### Supplied records ###

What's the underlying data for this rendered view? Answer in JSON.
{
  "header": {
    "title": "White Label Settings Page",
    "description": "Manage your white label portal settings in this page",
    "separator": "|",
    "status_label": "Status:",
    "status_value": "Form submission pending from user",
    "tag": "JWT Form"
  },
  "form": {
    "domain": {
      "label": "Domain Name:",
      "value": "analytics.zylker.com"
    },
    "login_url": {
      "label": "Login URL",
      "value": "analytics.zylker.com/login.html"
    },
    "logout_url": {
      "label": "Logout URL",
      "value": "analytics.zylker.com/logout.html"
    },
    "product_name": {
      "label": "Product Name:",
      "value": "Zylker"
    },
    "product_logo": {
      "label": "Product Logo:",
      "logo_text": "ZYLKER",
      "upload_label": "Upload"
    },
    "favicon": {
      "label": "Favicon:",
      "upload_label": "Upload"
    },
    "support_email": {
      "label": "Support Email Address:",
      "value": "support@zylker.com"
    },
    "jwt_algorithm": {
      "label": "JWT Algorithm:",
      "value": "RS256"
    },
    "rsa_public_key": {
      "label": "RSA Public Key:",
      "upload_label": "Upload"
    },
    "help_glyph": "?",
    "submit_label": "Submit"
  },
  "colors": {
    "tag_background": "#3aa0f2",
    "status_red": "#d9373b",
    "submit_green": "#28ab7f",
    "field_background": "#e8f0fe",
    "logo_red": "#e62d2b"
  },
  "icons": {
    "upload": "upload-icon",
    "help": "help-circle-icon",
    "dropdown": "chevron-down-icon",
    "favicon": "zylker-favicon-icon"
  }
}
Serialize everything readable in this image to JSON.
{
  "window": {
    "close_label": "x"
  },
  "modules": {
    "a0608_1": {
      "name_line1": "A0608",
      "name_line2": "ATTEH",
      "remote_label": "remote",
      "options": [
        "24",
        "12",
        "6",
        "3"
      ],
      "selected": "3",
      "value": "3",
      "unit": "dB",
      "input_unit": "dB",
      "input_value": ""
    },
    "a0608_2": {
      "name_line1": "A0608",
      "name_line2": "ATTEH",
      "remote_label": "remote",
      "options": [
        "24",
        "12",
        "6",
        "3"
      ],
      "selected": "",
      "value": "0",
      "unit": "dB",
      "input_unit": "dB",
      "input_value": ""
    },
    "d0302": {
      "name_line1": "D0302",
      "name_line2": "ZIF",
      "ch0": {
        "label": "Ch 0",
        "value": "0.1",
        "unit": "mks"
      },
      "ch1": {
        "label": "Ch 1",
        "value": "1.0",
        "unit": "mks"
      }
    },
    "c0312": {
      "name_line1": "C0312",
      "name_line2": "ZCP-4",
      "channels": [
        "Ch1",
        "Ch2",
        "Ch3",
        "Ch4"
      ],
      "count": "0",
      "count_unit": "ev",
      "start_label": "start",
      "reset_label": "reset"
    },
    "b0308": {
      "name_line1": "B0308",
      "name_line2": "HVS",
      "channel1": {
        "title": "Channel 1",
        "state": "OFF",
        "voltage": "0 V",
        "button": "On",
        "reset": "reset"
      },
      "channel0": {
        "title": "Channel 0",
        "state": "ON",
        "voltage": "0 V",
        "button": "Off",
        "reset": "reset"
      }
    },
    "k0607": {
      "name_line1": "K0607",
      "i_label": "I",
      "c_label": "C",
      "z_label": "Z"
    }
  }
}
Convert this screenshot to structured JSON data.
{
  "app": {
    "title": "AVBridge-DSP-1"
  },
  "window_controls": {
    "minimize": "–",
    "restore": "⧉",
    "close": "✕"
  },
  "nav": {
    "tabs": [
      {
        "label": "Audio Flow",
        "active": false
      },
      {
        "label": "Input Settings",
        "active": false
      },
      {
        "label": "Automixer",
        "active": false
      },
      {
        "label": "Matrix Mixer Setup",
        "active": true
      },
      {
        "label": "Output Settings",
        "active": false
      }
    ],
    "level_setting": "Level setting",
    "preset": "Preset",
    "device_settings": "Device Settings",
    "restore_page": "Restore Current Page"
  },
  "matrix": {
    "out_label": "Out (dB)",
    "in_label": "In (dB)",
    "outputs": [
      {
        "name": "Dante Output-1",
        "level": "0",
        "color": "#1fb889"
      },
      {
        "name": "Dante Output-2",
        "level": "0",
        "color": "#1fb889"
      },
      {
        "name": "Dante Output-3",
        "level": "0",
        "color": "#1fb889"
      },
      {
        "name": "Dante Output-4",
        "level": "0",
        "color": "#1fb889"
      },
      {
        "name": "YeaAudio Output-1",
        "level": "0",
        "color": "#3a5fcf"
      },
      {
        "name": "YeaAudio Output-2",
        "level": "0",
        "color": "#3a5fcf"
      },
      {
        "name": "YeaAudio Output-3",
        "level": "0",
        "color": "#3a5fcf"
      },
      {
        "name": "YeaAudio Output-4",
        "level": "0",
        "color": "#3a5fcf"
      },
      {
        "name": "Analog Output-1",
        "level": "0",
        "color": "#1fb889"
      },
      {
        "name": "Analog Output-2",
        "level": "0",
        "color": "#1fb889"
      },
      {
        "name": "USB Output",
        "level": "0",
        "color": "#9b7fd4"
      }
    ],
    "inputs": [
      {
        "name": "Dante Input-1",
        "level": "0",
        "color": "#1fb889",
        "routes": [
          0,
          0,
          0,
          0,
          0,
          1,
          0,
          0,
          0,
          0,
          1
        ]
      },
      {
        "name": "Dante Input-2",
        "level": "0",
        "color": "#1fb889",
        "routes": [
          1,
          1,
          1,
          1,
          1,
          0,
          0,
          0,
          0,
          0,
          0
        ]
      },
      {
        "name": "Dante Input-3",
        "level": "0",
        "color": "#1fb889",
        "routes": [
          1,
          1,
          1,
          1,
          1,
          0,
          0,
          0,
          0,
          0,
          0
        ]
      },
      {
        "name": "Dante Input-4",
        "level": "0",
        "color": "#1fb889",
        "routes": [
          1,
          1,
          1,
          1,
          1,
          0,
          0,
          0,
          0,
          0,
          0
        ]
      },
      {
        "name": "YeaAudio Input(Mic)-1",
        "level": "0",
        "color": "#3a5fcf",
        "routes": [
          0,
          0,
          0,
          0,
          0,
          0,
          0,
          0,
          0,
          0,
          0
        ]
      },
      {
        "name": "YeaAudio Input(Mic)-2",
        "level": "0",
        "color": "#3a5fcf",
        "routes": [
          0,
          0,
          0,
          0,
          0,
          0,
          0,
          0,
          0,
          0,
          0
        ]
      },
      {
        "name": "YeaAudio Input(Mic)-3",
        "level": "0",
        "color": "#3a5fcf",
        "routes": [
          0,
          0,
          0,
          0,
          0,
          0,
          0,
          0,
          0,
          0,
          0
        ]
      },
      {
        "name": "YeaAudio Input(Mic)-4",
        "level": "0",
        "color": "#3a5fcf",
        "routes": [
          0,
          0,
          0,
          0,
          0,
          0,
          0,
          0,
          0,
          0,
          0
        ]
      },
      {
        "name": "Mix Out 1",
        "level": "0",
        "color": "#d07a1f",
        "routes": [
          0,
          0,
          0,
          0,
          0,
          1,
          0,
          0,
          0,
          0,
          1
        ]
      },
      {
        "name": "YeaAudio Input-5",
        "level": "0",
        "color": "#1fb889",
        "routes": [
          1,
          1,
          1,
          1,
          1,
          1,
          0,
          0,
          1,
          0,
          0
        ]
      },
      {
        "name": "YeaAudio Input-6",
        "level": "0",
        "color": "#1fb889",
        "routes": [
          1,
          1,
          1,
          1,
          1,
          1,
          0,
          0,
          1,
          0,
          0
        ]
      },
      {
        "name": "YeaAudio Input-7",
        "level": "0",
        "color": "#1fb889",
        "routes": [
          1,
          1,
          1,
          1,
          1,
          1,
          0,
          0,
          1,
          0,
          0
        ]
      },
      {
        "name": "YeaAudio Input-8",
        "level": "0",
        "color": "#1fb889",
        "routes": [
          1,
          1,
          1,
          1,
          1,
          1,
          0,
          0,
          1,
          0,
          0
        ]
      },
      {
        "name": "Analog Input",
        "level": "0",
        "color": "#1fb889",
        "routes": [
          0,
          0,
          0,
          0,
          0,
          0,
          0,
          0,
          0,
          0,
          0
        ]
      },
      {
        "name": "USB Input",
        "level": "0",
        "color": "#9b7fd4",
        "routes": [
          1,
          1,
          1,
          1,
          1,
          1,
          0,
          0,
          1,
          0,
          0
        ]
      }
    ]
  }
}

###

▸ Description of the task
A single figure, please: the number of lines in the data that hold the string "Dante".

▸ Your solution
8